▸ **Work required**
Whenever a line in the entries below includes the string "title", count that line. Report the total alone.

Records from a collection:
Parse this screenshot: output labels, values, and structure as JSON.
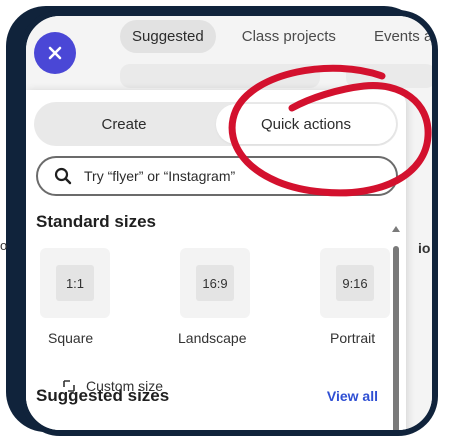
{
  "top_tabs": [
    {
      "label": "Suggested",
      "active": true
    },
    {
      "label": "Class projects",
      "active": false
    },
    {
      "label": "Events a",
      "active": false
    }
  ],
  "panel": {
    "segments": [
      {
        "label": "Create",
        "active": true
      },
      {
        "label": "Quick actions",
        "active": false
      }
    ],
    "search": {
      "placeholder": "Try “flyer” or “Instagram”"
    },
    "standard_sizes": {
      "title": "Standard sizes",
      "items": [
        {
          "ratio": "1:1",
          "label": "Square"
        },
        {
          "ratio": "16:9",
          "label": "Landscape"
        },
        {
          "ratio": "9:16",
          "label": "Portrait"
        }
      ]
    },
    "suggested_sizes": {
      "title": "Suggested sizes",
      "view_all": "View all"
    },
    "custom_size": "Custom size"
  },
  "background": {
    "side_text": "io",
    "outside_text": "o"
  },
  "colors": {
    "frame": "#10233b",
    "close_button": "#4a47d6",
    "annotation": "#d3112e",
    "link": "#2f4fd3"
  }
}
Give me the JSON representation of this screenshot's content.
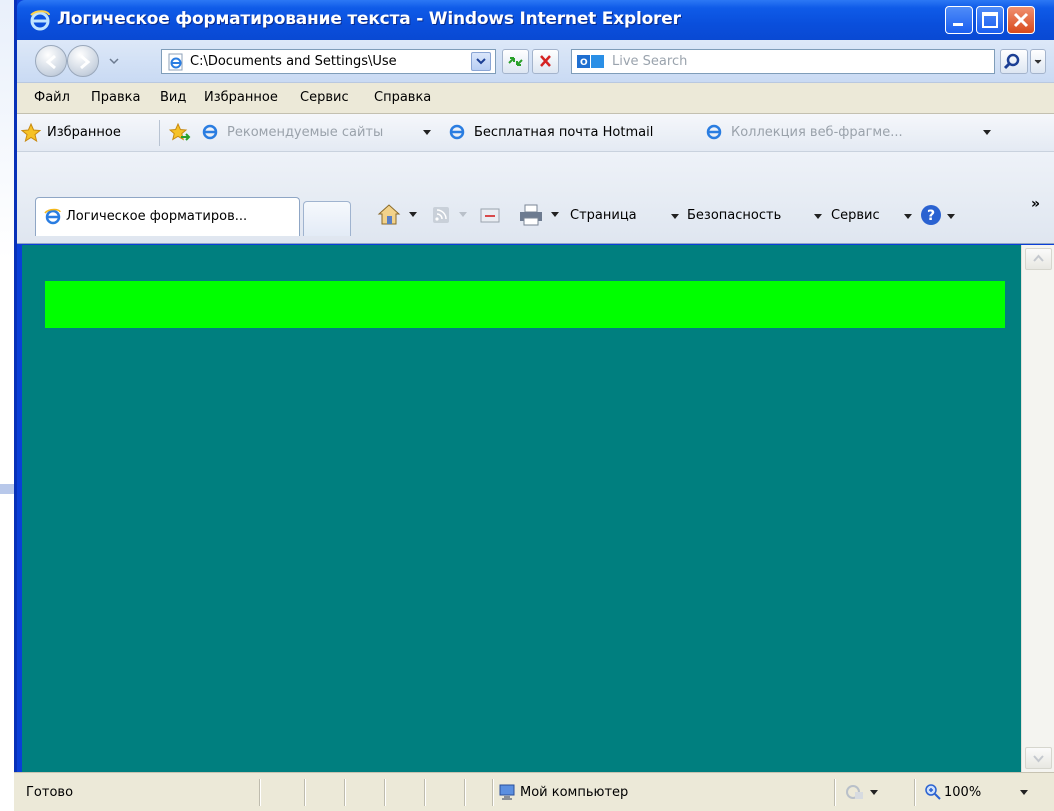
{
  "window": {
    "title": "Логическое форматирование текста - Windows Internet Explorer"
  },
  "address_bar": {
    "url": "C:\\Documents and Settings\\Use",
    "search_placeholder": "Live Search"
  },
  "menu": {
    "items": [
      "Файл",
      "Правка",
      "Вид",
      "Избранное",
      "Сервис",
      "Справка"
    ]
  },
  "favorites_bar": {
    "favorites_label": "Избранное",
    "links": [
      "Рекомендуемые сайты",
      "Бесплатная почта Hotmail",
      "Коллекция веб-фрагме..."
    ]
  },
  "tabs": {
    "active_label": "Логическое форматиров..."
  },
  "command_bar": {
    "page": "Страница",
    "safety": "Безопасность",
    "tools": "Сервис",
    "more": "»"
  },
  "page": {
    "background_color": "#007f7f",
    "bar_color": "#00ff00"
  },
  "status_bar": {
    "status": "Готово",
    "zone": "Мой компьютер",
    "zoom": "100%"
  },
  "icons": [
    "ie-logo-icon",
    "minimize-icon",
    "maximize-icon",
    "close-icon",
    "back-arrow-icon",
    "forward-arrow-icon",
    "page-icon",
    "refresh-icon",
    "stop-icon",
    "live-search-icon",
    "search-icon",
    "star-icon",
    "add-favorite-icon",
    "home-icon",
    "feeds-icon",
    "mail-icon",
    "print-icon",
    "help-icon",
    "computer-icon",
    "zoom-icon"
  ]
}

▸ **Reply to the exercise**
3